DANA POINT, Calif. — Any grassroots Republican activists thinking about going to the party’s winter meeting to lobby members ahead of Friday’s presidential election should probably check their credit card limits.
Rooms at the Waldorf Astoria Monarch Beach resort, where the Republican National Committee resides this week, start at $1,283 for Wednesday night, with an AAA discount, and $881 for Thursday night. These rates do not include a mandatory resort fee of $55 per night.
“It costs $75 to park a car!” lamented conservative radio host John Fredericks as he sat in the lobby bar, adding that breakfast for two had cost him $120. And we should be the party of the working class? This is like the Politburo going to the Black Sea.”
Perched on a bluff with commanding views of the Pacific Ocean, the hotel features a 100-foot pool and easy access to a secluded beach. It offers visitors a golf course, a spa and several luxury boutiques, including a Cartier’s jewelry store. Rooms have a deep Jacuzzi tub and feature copies of Robb Report magazine, a luxury lifestyle magazine, stacked with the hotel brochure.
Fredericks, a frequent guest on Steve Bannon’s “War Room” podcast and a supporter of former President Donald Trump’s coup attempt, said it was clear why the party chose the most expensive hotel for miles around.
“Why are they keeping it there? So you can’t go,” he told Bannon on a recent broadcast. “The grassroots is tired of being dictated to by these people’s arrogance and elitism…. I’m trying to give our base access to what’s going on.”
RNC members and staff pointed out that, thanks to the block rate negotiated with the hotel, members, their invitees and party staff pay a base rate of just $250 per night.
While that discount makes rooms affordable for members—many of whom aren’t particularly wealthy and who pay for the most part their own expenses to attend meetings—it still leaves hefty costs for food and incidentals.
“It’s ridiculous,” grumbled an RNC member who spoke of the restaurant prices on condition of anonymity. “I’m looking for every free meal I can get.”

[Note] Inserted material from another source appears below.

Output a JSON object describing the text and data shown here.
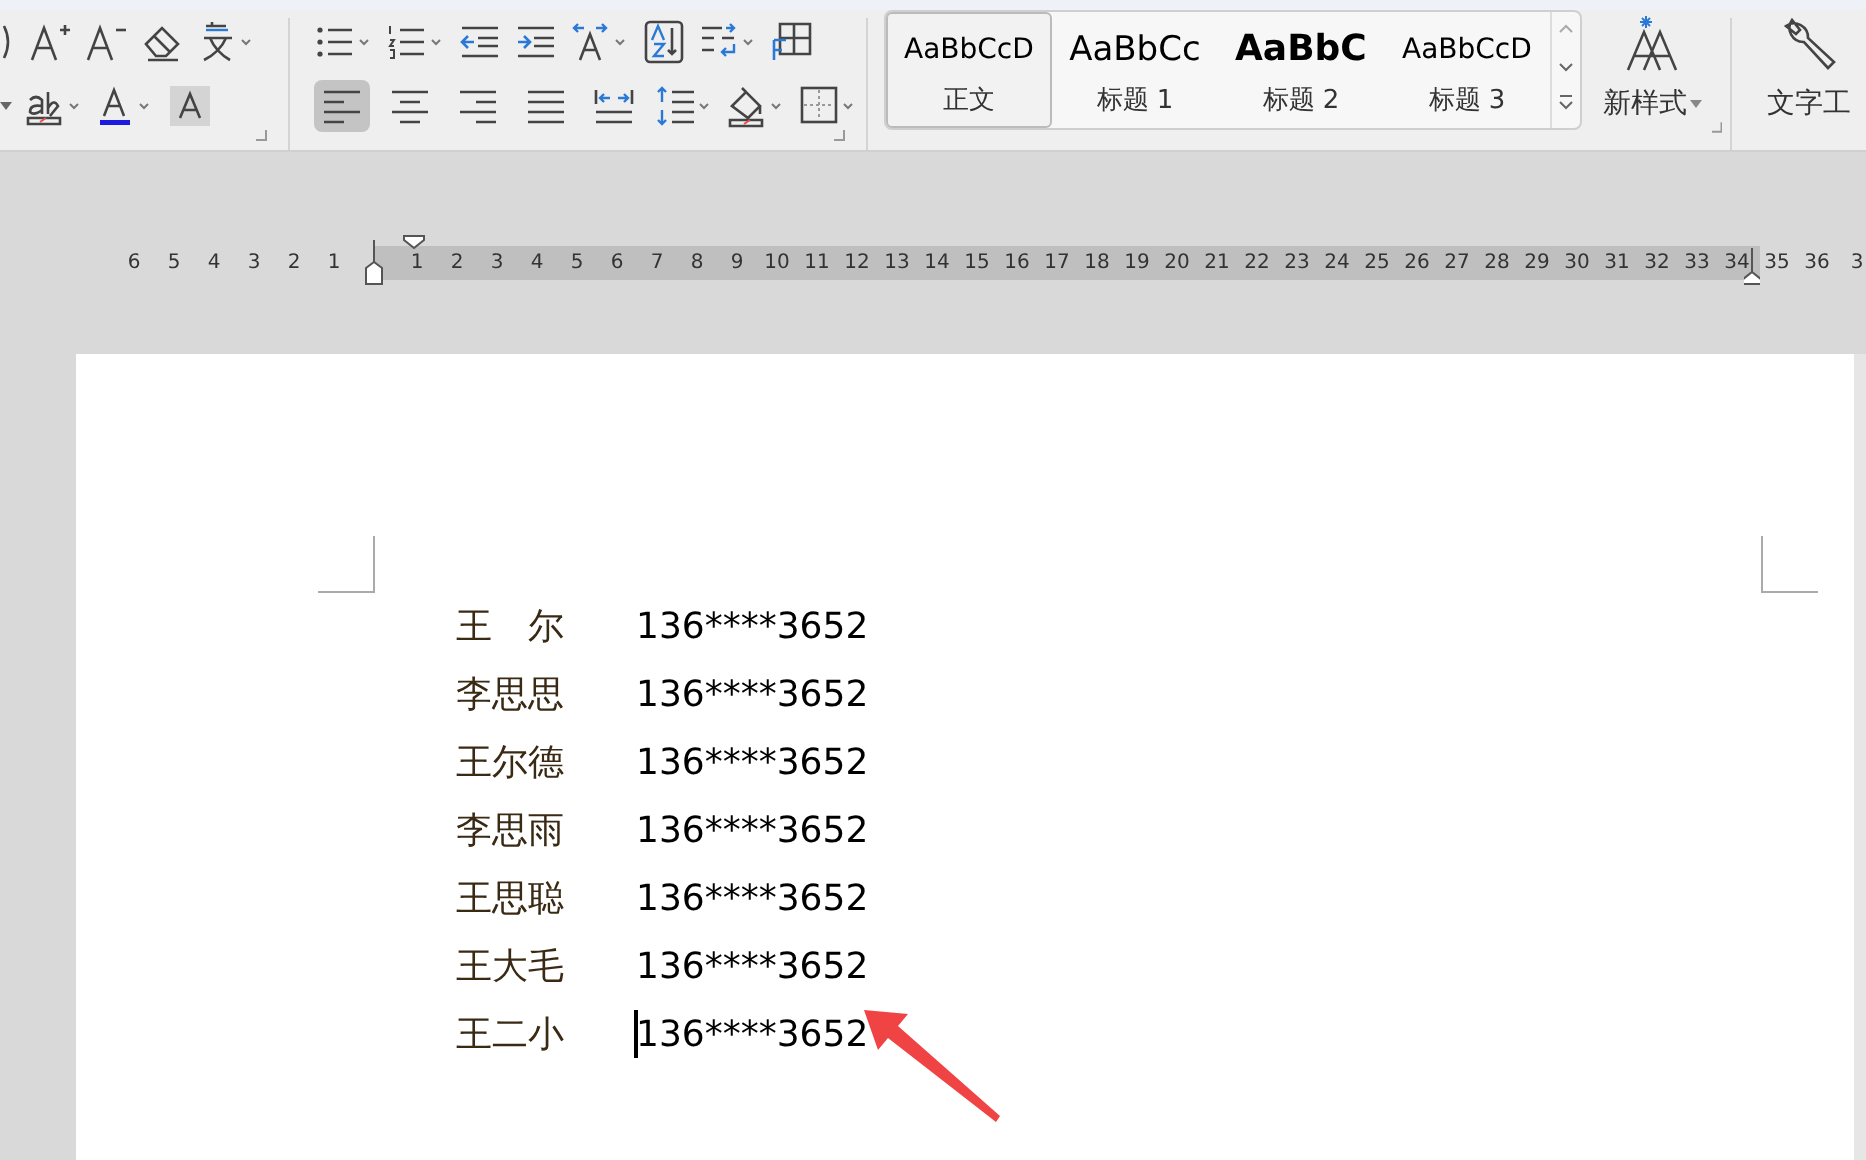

An RNC official, who also spoke on condition of anonymity, said the party is limited in its capabilities. A hotel must have a minimum of 350 rooms and sufficient meeting space for the various committees and subcommittees to convene simultaneously, provide multiple meals for hundreds, and most importantly, be prepared to deal with potential protests and negative publicity. “Most hotels don’t want to deal with a Republican event,” the official said.
However, that block rate is only available to people that the party or one of its 168 members wants to join.

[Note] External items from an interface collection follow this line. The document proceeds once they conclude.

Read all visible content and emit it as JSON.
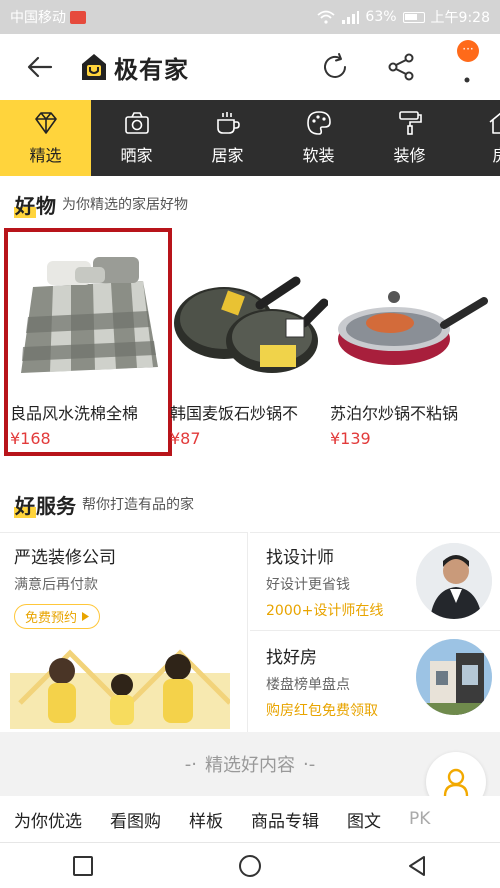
{
  "status_bar": {
    "carrier": "中国移动",
    "battery": "63%",
    "time": "上午9:28"
  },
  "app": {
    "brand": "极有家",
    "more_badge": "···"
  },
  "tabs": [
    {
      "label": "精选",
      "icon": "diamond-icon",
      "active": true
    },
    {
      "label": "晒家",
      "icon": "camera-icon",
      "active": false
    },
    {
      "label": "居家",
      "icon": "cup-icon",
      "active": false
    },
    {
      "label": "软装",
      "icon": "palette-icon",
      "active": false
    },
    {
      "label": "装修",
      "icon": "paint-roller-icon",
      "active": false
    },
    {
      "label": "房",
      "icon": "house-icon",
      "active": false
    }
  ],
  "goods": {
    "title_hl": "好",
    "title_rest": "物",
    "subtitle": "为你精选的家居好物",
    "products": [
      {
        "name": "良品风水洗棉全棉",
        "price": "¥168"
      },
      {
        "name": "韩国麦饭石炒锅不",
        "price": "¥87"
      },
      {
        "name": "苏泊尔炒锅不粘锅",
        "price": "¥139"
      }
    ]
  },
  "services": {
    "title_hl": "好",
    "title_rest": "服务",
    "subtitle": "帮你打造有品的家",
    "renovation": {
      "title": "严选装修公司",
      "sub": "满意后再付款",
      "button": "免费预约"
    },
    "designer": {
      "title": "找设计师",
      "sub": "好设计更省钱",
      "highlight": "2000+设计师在线"
    },
    "house": {
      "title": "找好房",
      "sub": "楼盘榜单盘点",
      "highlight": "购房红包免费领取"
    }
  },
  "recommend": {
    "label": "精选好内容"
  },
  "bottom_tabs": [
    "为你优选",
    "看图购",
    "样板",
    "商品专辑",
    "图文",
    "PK"
  ],
  "colors": {
    "accent": "#ffd43c",
    "price": "#e23b3b",
    "highlight": "#e8a400",
    "selection": "#b8141a"
  }
}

And that, by definition, excludes those “anti-establishment” party activists at the district and state levels most interested in blocking incumbent Chairperson Ronna McDaniel from winning a fourth two-year term.
“Her re-election will destroy the party,” Fredericks said.
Choosing expensive hotels also deters some media outlets from being present to cover meetings.
In the past, RNC-hired security personnel have worked to restrict journalists’ access. In 2021, during the Winter Gathering in Amelia Island, Florida, party-contracted security mitigation reporters confined themselves to the public areas of the Ritz Carlton. A year later, RNC security in Salt Lake City actually required reporters to show their room keys at the Great America Hotel or they would be kicked off the premises.
If the intention of choosing such an exclusive venue was to fend off theater and controversy, it may not have succeeded.
Fredericks, who teamed up with Bannon, hosted a candidate debate Wednesday at a nearby Marriott Residence Inn, but it ended with only election conspiracy theorist Mike Lindell, a major sponsor of both podcasts.
A conference room of 50 Bannon fans, many in Trump gear, filled the room when Fredericks, who uses hundreds of thousands of Hilton Honors points to cover his room rate, told them they wouldn’t be welcome at the Waldorf Astoria.
“Good luck walking down the corridor with the Mussolini Gestapo there,” he warned.
Caroline Wren, a former Trump fundraiser who now supports Harmeet Dhillon’s challenge to McDaniel and who appeared on the debate to represent Dhillon, chimed in with, “If we won an election, it would be fine. But we are not.”
On Wednesday evening, unsuccessful Arizona gubernatorial candidate Kari Lake mingled in the lobby, and Charlie Kirk, head of Turning Point USA, is also expected to visit. Both are Dhillon supporters.
Meanwhile, former Arkansas governor and potential 2024 Republican presidential nominee Asa Hutchinson attends the meeting to pitch attendees. Fellow candidate and former Secretary of State Mike Pompeo is not attending, but sent copies of his new book for distribution to members. Trump, who has already announced his candidacy for 2024, does not appear in person but sends three of his aides.
The 168 members of the RNC will vote on the officials on Friday, including the chairman. Closed doors, members only, started on Wednesday and will end on Thursday.